(Collected data entries)

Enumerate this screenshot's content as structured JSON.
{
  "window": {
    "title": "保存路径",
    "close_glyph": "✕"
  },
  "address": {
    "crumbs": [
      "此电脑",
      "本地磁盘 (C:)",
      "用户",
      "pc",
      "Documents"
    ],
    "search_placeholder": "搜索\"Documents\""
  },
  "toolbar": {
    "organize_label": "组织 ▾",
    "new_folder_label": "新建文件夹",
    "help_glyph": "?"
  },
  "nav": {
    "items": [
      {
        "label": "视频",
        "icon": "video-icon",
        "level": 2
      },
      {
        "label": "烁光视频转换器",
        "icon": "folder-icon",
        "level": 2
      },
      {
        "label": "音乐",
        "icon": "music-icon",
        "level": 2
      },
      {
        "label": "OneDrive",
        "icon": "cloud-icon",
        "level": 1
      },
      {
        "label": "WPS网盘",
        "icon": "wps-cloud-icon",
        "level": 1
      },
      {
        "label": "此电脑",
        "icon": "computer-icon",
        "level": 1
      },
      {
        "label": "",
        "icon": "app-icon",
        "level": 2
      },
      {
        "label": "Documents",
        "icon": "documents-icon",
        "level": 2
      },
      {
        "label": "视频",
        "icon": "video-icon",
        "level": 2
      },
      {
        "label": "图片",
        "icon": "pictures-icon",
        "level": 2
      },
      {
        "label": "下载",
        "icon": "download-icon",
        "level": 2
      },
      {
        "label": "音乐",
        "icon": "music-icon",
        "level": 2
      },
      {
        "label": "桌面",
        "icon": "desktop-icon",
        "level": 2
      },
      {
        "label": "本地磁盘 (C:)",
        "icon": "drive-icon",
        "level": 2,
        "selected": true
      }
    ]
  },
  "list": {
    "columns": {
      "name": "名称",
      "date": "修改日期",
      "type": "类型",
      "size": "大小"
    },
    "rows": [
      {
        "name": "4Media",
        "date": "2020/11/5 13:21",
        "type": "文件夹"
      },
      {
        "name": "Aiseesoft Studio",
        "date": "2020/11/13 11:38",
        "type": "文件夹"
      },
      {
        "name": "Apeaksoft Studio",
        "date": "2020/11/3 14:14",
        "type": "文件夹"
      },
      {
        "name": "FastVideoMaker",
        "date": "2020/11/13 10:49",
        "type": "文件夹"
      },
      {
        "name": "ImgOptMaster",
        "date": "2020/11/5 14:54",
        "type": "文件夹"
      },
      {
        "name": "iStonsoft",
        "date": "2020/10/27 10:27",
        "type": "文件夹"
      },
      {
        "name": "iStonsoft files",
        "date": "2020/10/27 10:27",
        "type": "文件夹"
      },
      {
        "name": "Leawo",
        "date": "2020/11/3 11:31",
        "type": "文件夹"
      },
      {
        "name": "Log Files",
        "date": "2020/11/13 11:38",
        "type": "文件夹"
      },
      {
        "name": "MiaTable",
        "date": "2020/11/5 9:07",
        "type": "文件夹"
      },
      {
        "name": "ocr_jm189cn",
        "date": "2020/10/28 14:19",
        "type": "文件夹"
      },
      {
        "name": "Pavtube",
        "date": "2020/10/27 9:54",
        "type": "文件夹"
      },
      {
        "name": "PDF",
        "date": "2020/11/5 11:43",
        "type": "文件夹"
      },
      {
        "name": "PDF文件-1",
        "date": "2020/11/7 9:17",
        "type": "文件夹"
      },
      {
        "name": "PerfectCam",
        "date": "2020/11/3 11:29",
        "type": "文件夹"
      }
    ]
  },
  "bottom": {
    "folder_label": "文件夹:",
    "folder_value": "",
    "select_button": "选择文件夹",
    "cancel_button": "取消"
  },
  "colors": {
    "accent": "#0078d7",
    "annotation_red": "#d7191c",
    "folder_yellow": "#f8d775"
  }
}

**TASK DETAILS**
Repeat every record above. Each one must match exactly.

**OUTPUT**
Enumerate this screenshot's content as structured JSON.
{
  "window": {
    "title": "保存路径",
    "close_glyph": "✕"
  },
  "address": {
    "crumbs": [
      "此电脑",
      "本地磁盘 (C:)",
      "用户",
      "pc",
      "Documents"
    ],
    "search_placeholder": "搜索\"Documents\""
  },
  "toolbar": {
    "organize_label": "组织 ▾",
    "new_folder_label": "新建文件夹",
    "help_glyph": "?"
  },
  "nav": {
    "items": [
      {
        "label": "视频",
        "icon": "video-icon",
        "level": 2
      },
      {
        "label": "烁光视频转换器",
        "icon": "folder-icon",
        "level": 2
      },
      {
        "label": "音乐",
        "icon": "music-icon",
        "level": 2
      },
      {
        "label": "OneDrive",
        "icon": "cloud-icon",
        "level": 1
      },
      {
        "label": "WPS网盘",
        "icon": "wps-cloud-icon",
        "level": 1
      },
      {
        "label": "此电脑",
        "icon": "computer-icon",
        "level": 1
      },
      {
        "label": "",
        "icon": "app-icon",
        "level": 2
      },
      {
        "label": "Documents",
        "icon": "documents-icon",
        "level": 2
      },
      {
        "label": "视频",
        "icon": "video-icon",
        "level": 2
      },
      {
        "label": "图片",
        "icon": "pictures-icon",
        "level": 2
      },
      {
        "label": "下载",
        "icon": "download-icon",
        "level": 2
      },
      {
        "label": "音乐",
        "icon": "music-icon",
        "level": 2
      },
      {
        "label": "桌面",
        "icon": "desktop-icon",
        "level": 2
      },
      {
        "label": "本地磁盘 (C:)",
        "icon": "drive-icon",
        "level": 2,
        "selected": true
      }
    ]
  },
  "list": {
    "columns": {
      "name": "名称",
      "date": "修改日期",
      "type": "类型",
      "size": "大小"
    },
    "rows": [
      {
        "name": "4Media",
        "date": "2020/11/5 13:21",
        "type": "文件夹"
      },
      {
        "name": "Aiseesoft Studio",
        "date": "2020/11/13 11:38",
        "type": "文件夹"
      },
      {
        "name": "Apeaksoft Studio",
        "date": "2020/11/3 14:14",
        "type": "文件夹"
      },
      {
        "name": "FastVideoMaker",
        "date": "2020/11/13 10:49",
        "type": "文件夹"
      },
      {
        "name": "ImgOptMaster",
        "date": "2020/11/5 14:54",
        "type": "文件夹"
      },
      {
        "name": "iStonsoft",
        "date": "2020/10/27 10:27",
        "type": "文件夹"
      },
      {
        "name": "iStonsoft files",
        "date": "2020/10/27 10:27",
        "type": "文件夹"
      },
      {
        "name": "Leawo",
        "date": "2020/11/3 11:31",
        "type": "文件夹"
      },
      {
        "name": "Log Files",
        "date": "2020/11/13 11:38",
        "type": "文件夹"
      },
      {
        "name": "MiaTable",
        "date": "2020/11/5 9:07",
        "type": "文件夹"
      },
      {
        "name": "ocr_jm189cn",
        "date": "2020/10/28 14:19",
        "type": "文件夹"
      },
      {
        "name": "Pavtube",
        "date": "2020/10/27 9:54",
        "type": "文件夹"
      },
      {
        "name": "PDF",
        "date": "2020/11/5 11:43",
        "type": "文件夹"
      },
      {
        "name": "PDF文件-1",
        "date": "2020/11/7 9:17",
        "type": "文件夹"
      },
      {
        "name": "PerfectCam",
        "date": "2020/11/3 11:29",
        "type": "文件夹"
      }
    ]
  },
  "bottom": {
    "folder_label": "文件夹:",
    "folder_value": "",
    "select_button": "选择文件夹",
    "cancel_button": "取消"
  },
  "colors": {
    "accent": "#0078d7",
    "annotation_red": "#d7191c",
    "folder_yellow": "#f8d775"
  }
}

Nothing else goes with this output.